Warren, a Massachusetts Democrat who sits on the Senate Armed Services Committee, has been an outspoken critic of the Pentagon’s close ties with the defense industry, commissioning a report in 2023 that found nearly 700 “revolving door”-type instances where former high-level Defense Department officials were working at the top 20 defense firms. She previously secured additional ethics commitments from Gen. CQ Brown, now chairman of the Joint Chiefs of Staff, after his nomination.

While director of DOT&E, Schmidt wrote that he would also recuse himself from matters relating to any former employers or clients in the defense industry — extending that recusal period from two to four years.

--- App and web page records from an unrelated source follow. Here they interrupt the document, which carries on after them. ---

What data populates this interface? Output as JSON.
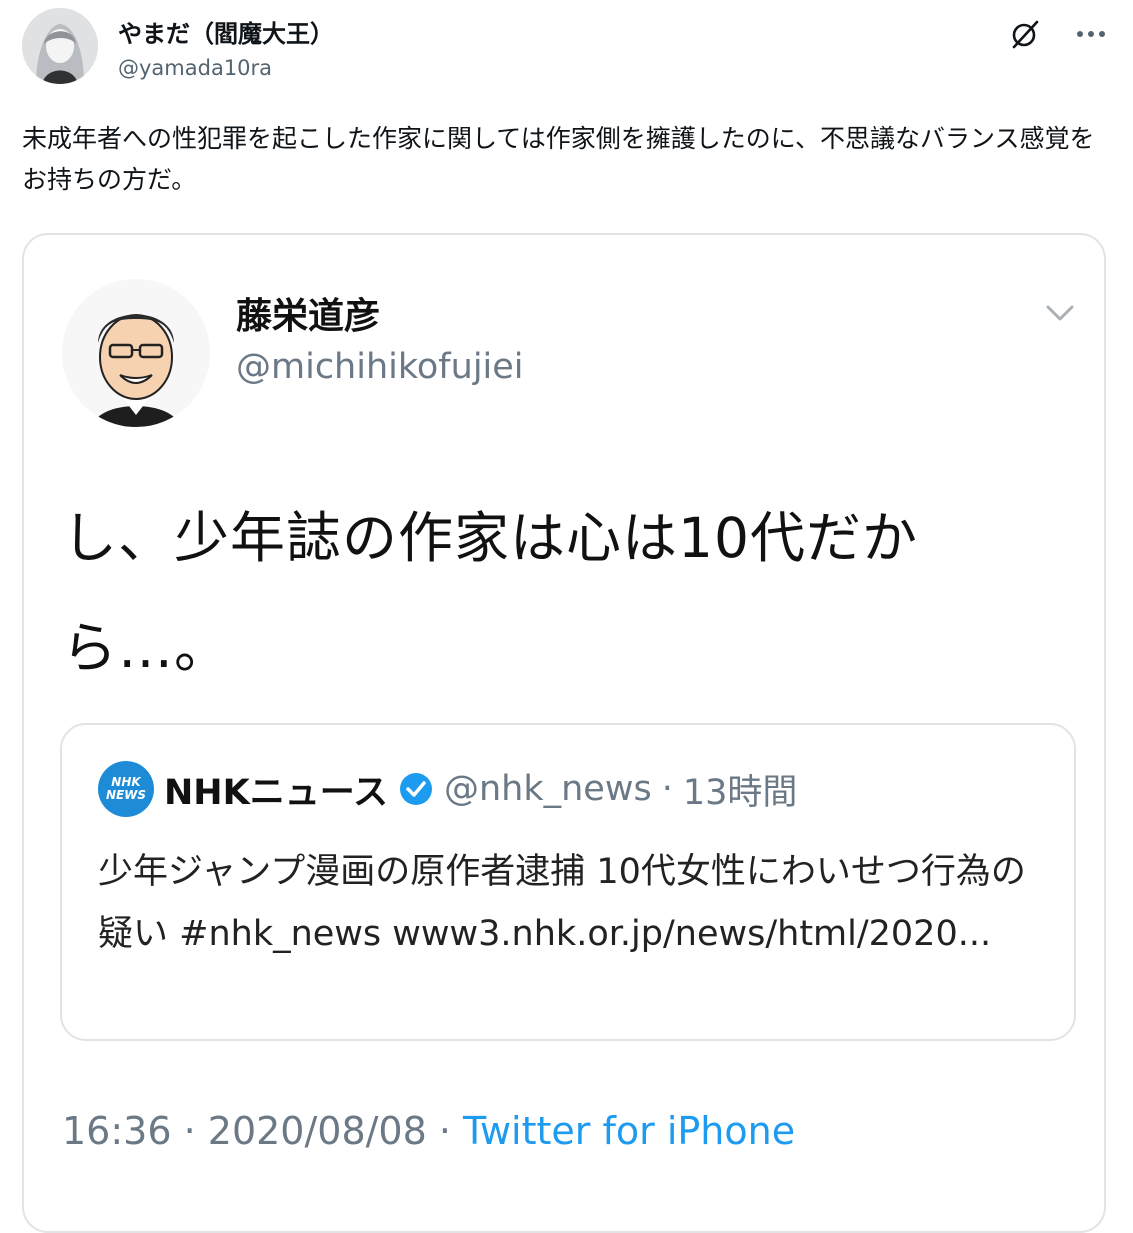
{
  "tweet": {
    "author_name": "やまだ（閻魔大王）",
    "author_handle": "@yamada10ra",
    "text": "未成年者への性犯罪を起こした作家に関しては作家側を擁護したのに、不思議なバランス感覚をお持ちの方だ。",
    "icons": [
      "grok-icon",
      "more-icon"
    ]
  },
  "embedded_tweet": {
    "author_name": "藤栄道彦",
    "author_handle": "@michihikofujiei",
    "text": "し、少年誌の作家は心は10代だから…。",
    "quoted": {
      "logo_text_top": "NHK",
      "logo_text_bottom": "NEWS",
      "author_name": "NHKニュース",
      "author_handle": "@nhk_news",
      "separator": "·",
      "time_ago": "13時間",
      "text": "少年ジャンプ漫画の原作者逮捕 10代女性にわいせつ行為の疑い #nhk_news www3.nhk.or.jp/news/html/2020..."
    },
    "time": "16:36",
    "sep1": " · ",
    "date": "2020/08/08",
    "sep2": " · ",
    "source": "Twitter for iPhone"
  },
  "colors": {
    "accent": "#1d9bf0",
    "nhk_blue": "#1d8bd6",
    "muted": "#536471",
    "border": "#e1e4e6"
  }
}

Schmidt had, for example, in the past been enlisted by law firms as an expert witness for clients like Lockheed Martin Sikorsky and for artificial intelligence firm C3 AI, ethics documents say.

Schmidt’s letter also says that he pledges to not serve as an expert witness after his Pentagon posting for any firm who’s programs fall under DOT&E evaluation.

Prior to his position at DOT&E, Schmidt was a computer science professor at Vanderbilt University and one of the founders of the university’s Data Science Institute. He was also a member of the Air Force Scientific Advisory Board from 2010 to 2014, and previously worked at DARPA as a program manager.

“I share your commitment to maintaining the public’s trust in the Department of Defense. If confirmed, I will always place the good of our country, the reputation of the Department, and the men and women in uniform above all other interests,” Schmidt said in the letter to Warren.

Warren has been critical of DOT&E in the past. In 2021, the testing office released two separate versions of its annual report for the first time: a heavily redacted public version and a version containing “controlled unclassified information” that was only available to Defense Department personnel and Congress.

DOT&E acknowledged it cut information on 22 programs in the public version, including details on the performance and survivability of key systems that had been made available in previous reports, due to concerns that some information — while unclassified — was still too sensitive to be allowed to wind up in adversaries’ hands.

Congress sharply rebuked the move, with lawmakers such as Warren accusing the Pentagon of seeking to water down the report in an attempt to keep information about technology flaws and safety concerns out of view of taxpayers.

In 2023, DOT&E reversed course and suspended the publication of the CUI report, stating that putting out a single public version “complies with both the spirit and letter of the legislation governing the Annual Report.”

During a Jan. 23 confirmation hearing, Warren raised concerns that the Pentagon had used the CUI designation as an excuse to keep information from the public.

Schmidt responded that, under his leadership, the DOT&E report will disclose information on weapons programs “to the maximum extent possible.”